3) What conclusive comfort does Peter offer those who suffer “according to God’s will”? (verse 19)
Not long ago, I reasoned that unless I was suffering for literally preaching the gospel, or perhaps smuggling Bibles into closed countries, or sacrificing home life pleasures for ministry related trials, I wasn’t “suffering for Christ”. Suffering? Yes. For Christ? No. How could I claim this honor when other brothers and sisters in Jesus were putting their lives at risk?! God’s living word spoken through Peter’s pen arrested my attention as I studied this passage. To understand how one suffers “according to God’s will” (verse 19), we must first follow Peter’s thoughts on what isn’t suffering for Christ. Backing up to verses 14-16, we get a clear picture of Peter’s intended definition. I’m not quoting it, so you might as well go back and read it for yourself. I’ll wait! Did you catch it when Peter listed four examples of sin? Remember what they were? These are just four of thousands of possibilities of sin, but Peter’s point remains, when we choose sin, we aren’t following Christ. Whatever suffering happens as a result of our sinful choices, isn’t a suffering that brings God glory. However, when we suffer for obeying God, we can most assuredly trust ourselves “to a faithful Creator” while we keep on persistently “doing what is right.” (verse 19) When Nehemiah chose to persevere in the face of mockery, his suffering was used to glorify God. When we surrender to the Spirit and choose discerning, gentle responses over angry, self-righteous reactions as Nehemiah modeled, we are bringing God glory. This is the suffering God will not only honor, but will also redeem, for even greater glory. Lean in, Sister. I know the suffering is long and we beg for mercy, but the Lord hears. (Psalm 13) He will faithfully redeem! *Written by Rebecca Adams

What do YOU think?! Share Here!
Missing the connection to our other Journey Study today?
Catch up with Building Faith!

Digging Deeper is for Everyone!

1) Take this passage (or any other passage).
2) Read it, and the verses around it,
several times
3) Write down your questions
as you think of them.
4) Ask specific culture related questions and be ready to dig around for your answers.

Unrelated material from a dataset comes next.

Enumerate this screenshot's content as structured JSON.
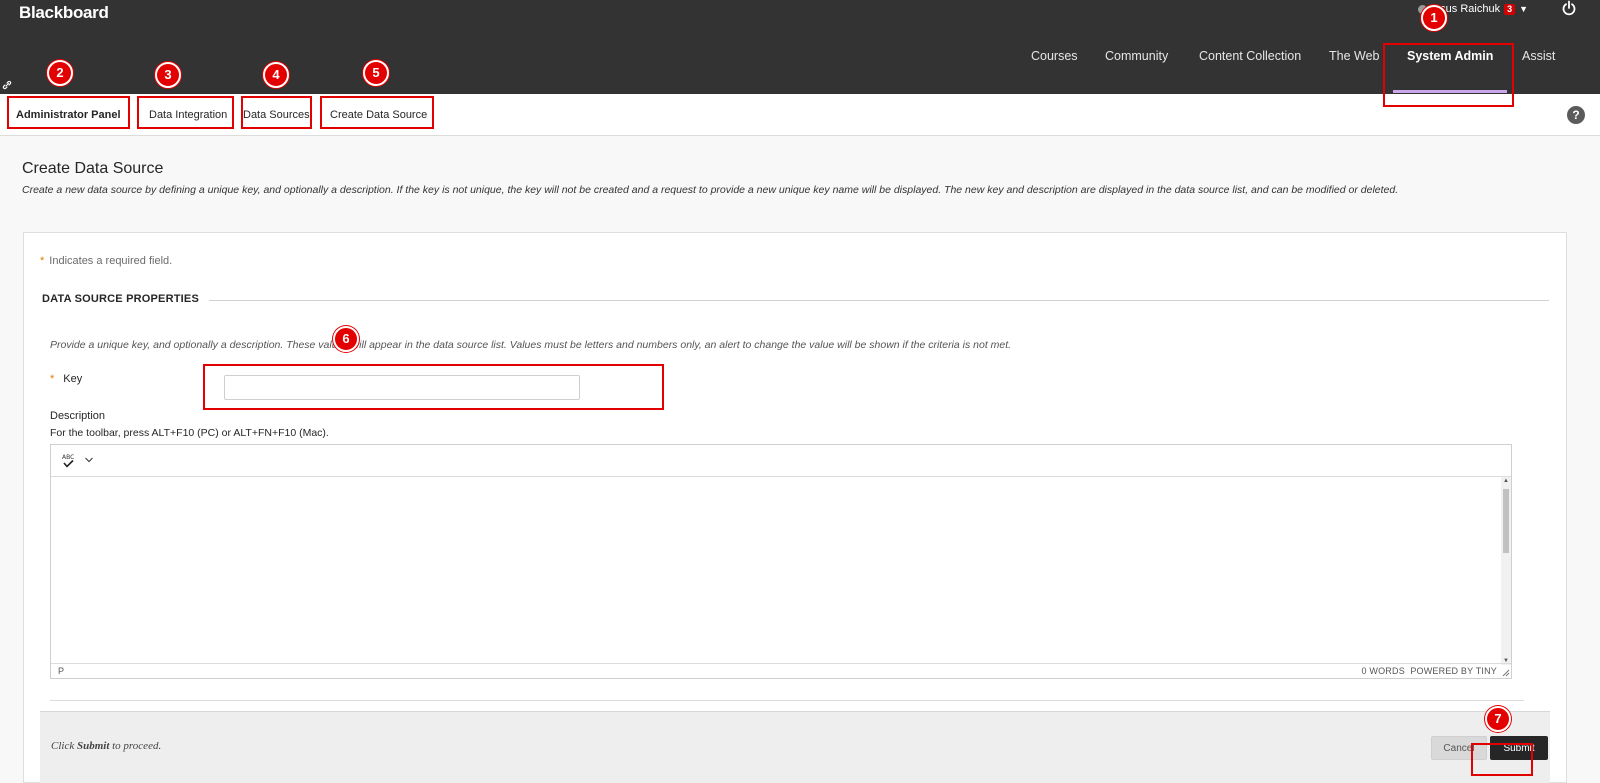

Google them, use, or look them up in a study Bible and read the footnotes (click on the little letters next to a word and it will show you
other related verses!). (
5) Check your applications with other trusted Christians that you are in community with and embrace the fullness of God
in your everyday!

Digging Deeper Community

Share What You’ve Learned!
Pray Together!
Join us in the GT Facebook Community!

Our Current Study Theme!

This is Build Week One!
Don’t miss out on the discussion!
Sign up
to receive every GT Journey Study!

Why Dig Deeper?

Finding the original meaning is a huge deal when we study Scripture and can make all the difference in our understanding as we apply God’s truths to our everyday lives.

In our modern-day relationships, we want people to understand our original intention as we communicate; how much more so between God and humanity?!

Here’s a little bit more on why we take Digging Deeper so seriously.

Study Tools

We love getting help while we study and is one of many excellent resources, providing the original Hebrew (Old Testament) or Greek (New Testament) with an English translation.

Want to know more about a specific word in a verse? Click on “Strong’s Interlinear Bible” then click the word you’d like to study. Discover “origin”, “definition” and hear the original pronunciation – That Is Awesome!

Want more background? Click “Study Tools”, then pick a few commentaries to read their scholarly approach, keeping in mind that just because a commentary says it, doesn’t mean it’s true. (just like the internet :-))

Memorize It!

Download this week’s verse and make it your phone’s lockscreen!
Tap and hold on your mobile device to save.